       The contract itself is not legally binding in any way. If you think about it, how can it be? Jerry Brown does not represent the national government, and only the national government can make treaties with other countries. This is only an agreement, but it is an agreement that represents an important, shared goal. The upcoming conference in Paris will be the perfect avenue for Brown to make his pitch and hopefully persuade more countries to adopt his proposition. If you are wondering why Brown is not letting the Obama administration lead the way on this ( Obama has been actively concerned about climate change himself) it is because California is an environmental trendsetter for the rest of the U.S.. California is an environmental pioneer compared to the rest of the United States. For example, California is obligated under a law it passed (AB 32) to reduce 1990 levels of CO2 by 80% by 2050. By 2020, 1/3 of California's energy will be from renewable resources. Solar panels were made cheaper and more available to families. In addition, the total number of "green" cars sold on the CA market (the 9th largest market in the world, by the way) must be increased by 15% by 2025 from the 2006 levels. This is for each auto manufacturer. Moreover, California has a brilliant cap and trade system (follow link or ask a friend who is taking APES) where companies are allocated only 90% of the previous years emissions. Over time, this is a very efficient way to cut down emissions. Based on what California has done (and these are only a few examples of what the the state does), it is evident that it is indeed possible and practical to achieve this ambitious goal. Even if the talks in Paris do not yield anything of substance, there are still things that YOU can do to help fight climate change. If a lot of people making a few, small changes can have a big impact. Here are just a few examples:
-keep tires properly inflated,
-reduce, reuse and recycle--Recycling is good, but reduction and reuse are much more impactful ways to help the cause. For example, if you use zip lock bags, reuse them. And don't buy soft plastic water bottles. Even when they get recycled, they get recycled in to a lower grade plastic...then there is the OIL that it takes to make the bottles in the first place.
-change light bulbs in your house to LED or energystar models.
-monitor water usage. In addition to saving water, using less water at home also saves energy that is used to pump and clean the water.

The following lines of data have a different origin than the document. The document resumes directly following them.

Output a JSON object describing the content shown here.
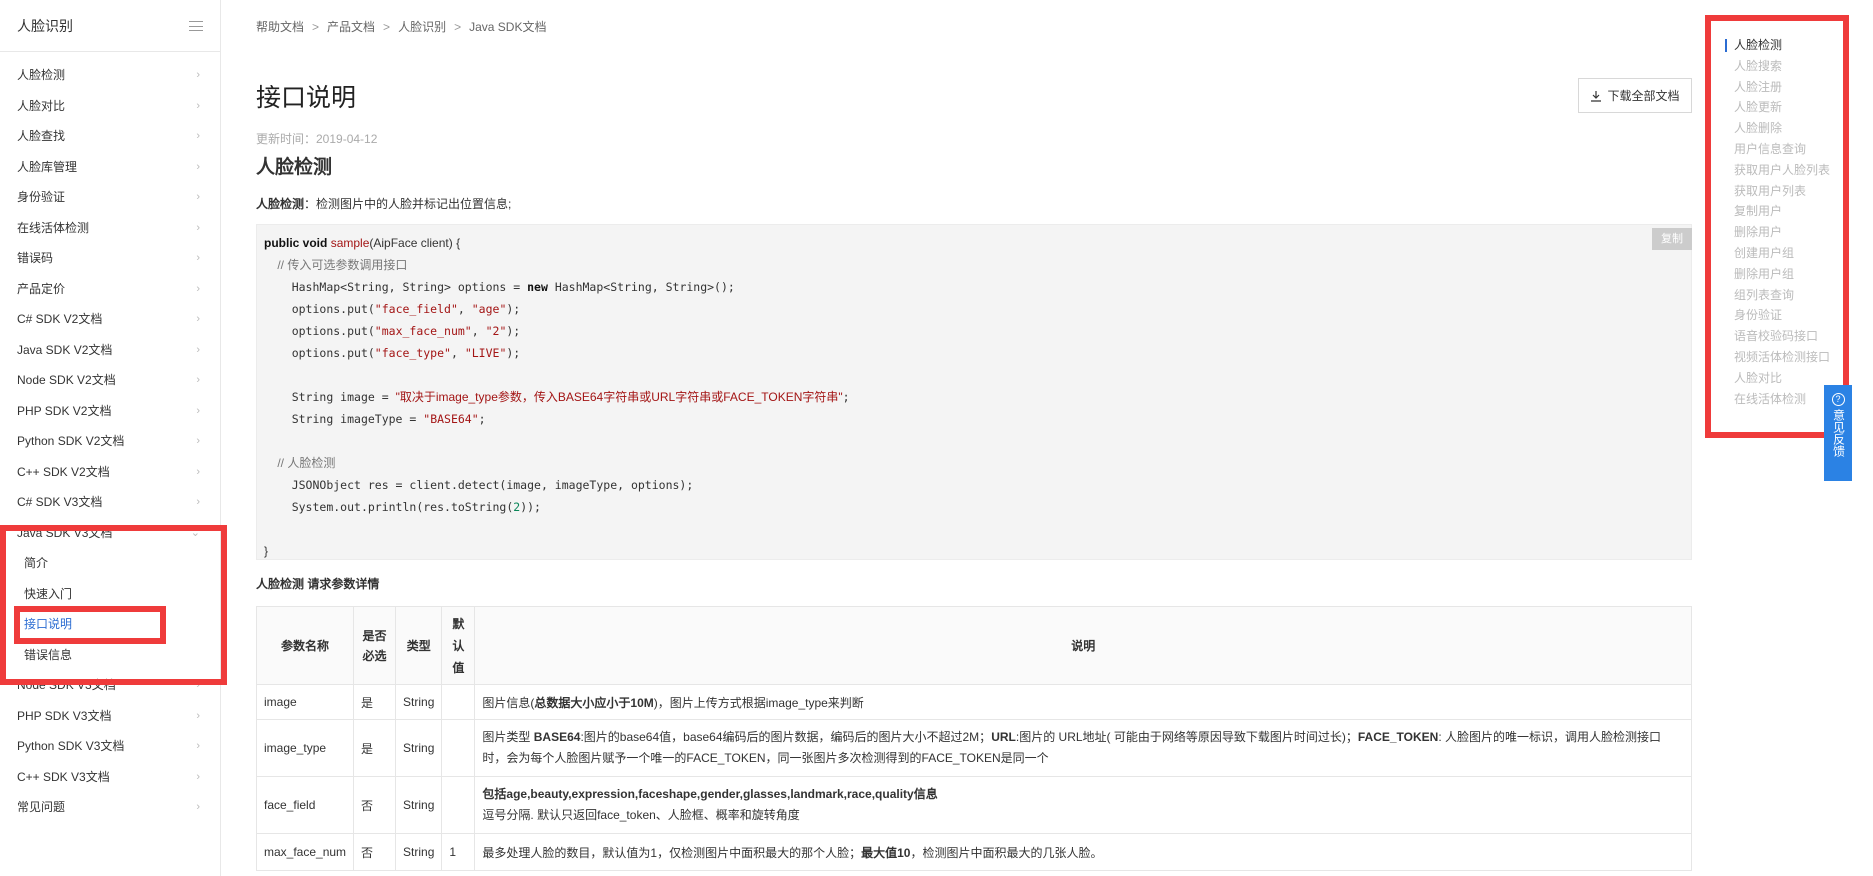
{
  "sidebar": {
    "title": "人脸识别",
    "items": [
      {
        "label": "人脸检测"
      },
      {
        "label": "人脸对比"
      },
      {
        "label": "人脸查找"
      },
      {
        "label": "人脸库管理"
      },
      {
        "label": "身份验证"
      },
      {
        "label": "在线活体检测"
      },
      {
        "label": "错误码"
      },
      {
        "label": "产品定价"
      },
      {
        "label": "C# SDK V2文档"
      },
      {
        "label": "Java SDK V2文档"
      },
      {
        "label": "Node SDK V2文档"
      },
      {
        "label": "PHP SDK V2文档"
      },
      {
        "label": "Python SDK V2文档"
      },
      {
        "label": "C++ SDK V2文档"
      },
      {
        "label": "C# SDK V3文档"
      },
      {
        "label": "Java SDK V3文档"
      }
    ],
    "sub_items": [
      {
        "label": "简介"
      },
      {
        "label": "快速入门"
      },
      {
        "label": "接口说明"
      },
      {
        "label": "错误信息"
      }
    ],
    "items_after": [
      {
        "label": "Node SDK V3文档"
      },
      {
        "label": "PHP SDK V3文档"
      },
      {
        "label": "Python SDK V3文档"
      },
      {
        "label": "C++ SDK V3文档"
      },
      {
        "label": "常见问题"
      }
    ]
  },
  "breadcrumb": [
    "帮助文档",
    "产品文档",
    "人脸识别",
    "Java SDK文档"
  ],
  "breadcrumb_sep": ">",
  "page_title": "接口说明",
  "download_label": "下载全部文档",
  "updated": "更新时间：2019-04-12",
  "section_heading": "人脸检测",
  "desc_bold": "人脸检测",
  "desc_text": "：检测图片中的人脸并标记出位置信息;",
  "copy_label": "复制",
  "code": {
    "l1_kw": "public void",
    "l1_fn": "sample",
    "l1_rest": "(AipFace client) {",
    "l2": "// 传入可选参数调用接口",
    "l3a": "HashMap<String, String> options = ",
    "l3kw": "new",
    "l3b": " HashMap<String, String>();",
    "l4a": "options.put(",
    "l4s1": "\"face_field\"",
    "l4m": ", ",
    "l4s2": "\"age\"",
    "l4e": ");",
    "l5a": "options.put(",
    "l5s1": "\"max_face_num\"",
    "l5m": ", ",
    "l5s2": "\"2\"",
    "l5e": ");",
    "l6a": "options.put(",
    "l6s1": "\"face_type\"",
    "l6m": ", ",
    "l6s2": "\"LIVE\"",
    "l6e": ");",
    "l8a": "String image = ",
    "l8s": "\"取决于image_type参数，传入BASE64字符串或URL字符串或FACE_TOKEN字符串\"",
    "l8e": ";",
    "l9a": "String imageType = ",
    "l9s": "\"BASE64\"",
    "l9e": ";",
    "l11": "// 人脸检测",
    "l12": "JSONObject res = client.detect(image, imageType, options);",
    "l13a": "System.out.println(res.toString(",
    "l13n": "2",
    "l13e": "));",
    "l15": "}"
  },
  "table_caption": "人脸检测 请求参数详情",
  "table": {
    "headers": [
      "参数名称",
      "是否必选",
      "类型",
      "默认值",
      "说明"
    ],
    "rows": [
      {
        "name": "image",
        "req": "是",
        "type": "String",
        "def": "",
        "desc_pre": "图片信息(",
        "desc_b1": "总数据大小应小于10M",
        "desc_post": ")，图片上传方式根据image_type来判断"
      },
      {
        "name": "image_type",
        "req": "是",
        "type": "String",
        "def": "",
        "desc_pre": "图片类型 ",
        "desc_b1": "BASE64",
        "desc_post": ":图片的base64值，base64编码后的图片数据，编码后的图片大小不超过2M；",
        "desc_b2": "URL",
        "desc_post2": ":图片的 URL地址( 可能由于网络等原因导致下载图片时间过长)；",
        "desc_b3": "FACE_TOKEN",
        "desc_post3": ": 人脸图片的唯一标识，调用人脸检测接口时，会为每个人脸图片赋予一个唯一的FACE_TOKEN，同一张图片多次检测得到的FACE_TOKEN是同一个"
      },
      {
        "name": "face_field",
        "req": "否",
        "type": "String",
        "def": "",
        "desc_b1": "包括age,beauty,expression,faceshape,gender,glasses,landmark,race,quality信息",
        "desc_post": "逗号分隔. 默认只返回face_token、人脸框、概率和旋转角度"
      },
      {
        "name": "max_face_num",
        "req": "否",
        "type": "String",
        "def": "1",
        "desc_pre": "最多处理人脸的数目，默认值为1，仅检测图片中面积最大的那个人脸；",
        "desc_b1": "最大值10",
        "desc_post": "，检测图片中面积最大的几张人脸。"
      }
    ]
  },
  "right_nav": [
    "人脸检测",
    "人脸搜索",
    "人脸注册",
    "人脸更新",
    "人脸删除",
    "用户信息查询",
    "获取用户人脸列表",
    "获取用户列表",
    "复制用户",
    "删除用户",
    "创建用户组",
    "删除用户组",
    "组列表查询",
    "身份验证",
    "语音校验码接口",
    "视频活体检测接口",
    "人脸对比",
    "在线活体检测"
  ],
  "feedback_label": "意见反馈",
  "colors": {
    "accent": "#2b6cd2",
    "highlight_box": "#ef3b3b",
    "feedback_bg": "#2b82e4"
  }
}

       Both on a small scale and on a large scale, helping combat global climate change is something that we all should be concerned about. We can all do our part, but we should also support other governments (like Jerry Brown, Germany, Germany, Germany, and Germany) achieve their environmental policy goals.

 Happy Thanksgiving!





No comments: